[Dataset records]

-- Opening Marker --

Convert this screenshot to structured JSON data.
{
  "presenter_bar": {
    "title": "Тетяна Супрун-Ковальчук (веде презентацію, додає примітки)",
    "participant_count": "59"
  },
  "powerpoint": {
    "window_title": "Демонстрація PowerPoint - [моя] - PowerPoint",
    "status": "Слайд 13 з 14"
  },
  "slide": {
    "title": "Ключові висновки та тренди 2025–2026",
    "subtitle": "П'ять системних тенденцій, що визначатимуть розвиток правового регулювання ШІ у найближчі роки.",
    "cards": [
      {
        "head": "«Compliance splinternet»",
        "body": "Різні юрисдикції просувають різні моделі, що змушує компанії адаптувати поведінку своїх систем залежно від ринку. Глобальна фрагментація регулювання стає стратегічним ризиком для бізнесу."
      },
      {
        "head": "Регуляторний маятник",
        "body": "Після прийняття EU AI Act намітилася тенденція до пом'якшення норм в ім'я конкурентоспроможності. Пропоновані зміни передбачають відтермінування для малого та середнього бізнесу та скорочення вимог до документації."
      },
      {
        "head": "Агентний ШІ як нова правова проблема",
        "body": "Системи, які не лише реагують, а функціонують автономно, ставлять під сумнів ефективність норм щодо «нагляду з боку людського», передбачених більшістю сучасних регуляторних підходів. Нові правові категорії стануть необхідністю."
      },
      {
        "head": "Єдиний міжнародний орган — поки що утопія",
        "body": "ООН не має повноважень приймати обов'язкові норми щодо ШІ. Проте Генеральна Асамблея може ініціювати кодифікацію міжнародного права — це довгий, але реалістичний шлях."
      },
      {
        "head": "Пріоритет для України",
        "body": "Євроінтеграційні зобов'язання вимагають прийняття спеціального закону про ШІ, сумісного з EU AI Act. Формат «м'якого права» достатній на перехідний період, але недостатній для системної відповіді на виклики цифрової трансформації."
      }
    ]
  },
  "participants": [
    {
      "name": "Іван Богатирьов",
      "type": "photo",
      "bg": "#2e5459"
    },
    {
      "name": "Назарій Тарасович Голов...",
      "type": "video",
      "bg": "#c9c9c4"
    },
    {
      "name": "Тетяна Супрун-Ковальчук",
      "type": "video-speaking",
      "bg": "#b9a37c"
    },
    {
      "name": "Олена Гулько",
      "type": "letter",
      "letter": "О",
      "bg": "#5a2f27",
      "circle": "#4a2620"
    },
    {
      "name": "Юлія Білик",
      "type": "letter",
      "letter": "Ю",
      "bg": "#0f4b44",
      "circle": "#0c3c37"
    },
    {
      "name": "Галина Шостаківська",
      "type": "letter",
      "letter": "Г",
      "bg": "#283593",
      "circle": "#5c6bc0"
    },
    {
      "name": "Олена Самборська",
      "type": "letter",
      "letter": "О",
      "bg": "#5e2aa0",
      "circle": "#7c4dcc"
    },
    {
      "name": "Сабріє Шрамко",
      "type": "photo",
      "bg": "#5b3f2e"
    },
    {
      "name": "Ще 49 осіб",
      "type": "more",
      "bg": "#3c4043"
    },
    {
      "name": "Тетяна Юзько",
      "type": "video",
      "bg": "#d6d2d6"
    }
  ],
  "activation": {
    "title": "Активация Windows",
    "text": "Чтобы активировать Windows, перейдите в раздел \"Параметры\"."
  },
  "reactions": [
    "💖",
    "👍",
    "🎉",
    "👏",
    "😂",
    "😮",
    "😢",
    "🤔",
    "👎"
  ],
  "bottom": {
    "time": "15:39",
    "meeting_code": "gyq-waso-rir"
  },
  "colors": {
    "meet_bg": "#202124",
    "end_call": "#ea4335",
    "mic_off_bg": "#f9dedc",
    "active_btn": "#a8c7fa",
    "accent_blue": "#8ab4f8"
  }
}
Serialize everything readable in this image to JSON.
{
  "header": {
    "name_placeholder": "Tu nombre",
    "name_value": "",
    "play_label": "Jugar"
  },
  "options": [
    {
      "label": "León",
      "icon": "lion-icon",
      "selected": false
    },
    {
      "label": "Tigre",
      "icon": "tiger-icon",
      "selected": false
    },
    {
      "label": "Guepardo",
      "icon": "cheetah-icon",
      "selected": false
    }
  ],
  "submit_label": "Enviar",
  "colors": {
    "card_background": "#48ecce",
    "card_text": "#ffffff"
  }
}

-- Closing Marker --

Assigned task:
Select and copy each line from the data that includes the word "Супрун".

Expected output:
    "title": "Тетяна Супрун-Ковальчук (веде презентацію, додає примітки)",
      "name": "Тетяна Супрун-Ковальчук",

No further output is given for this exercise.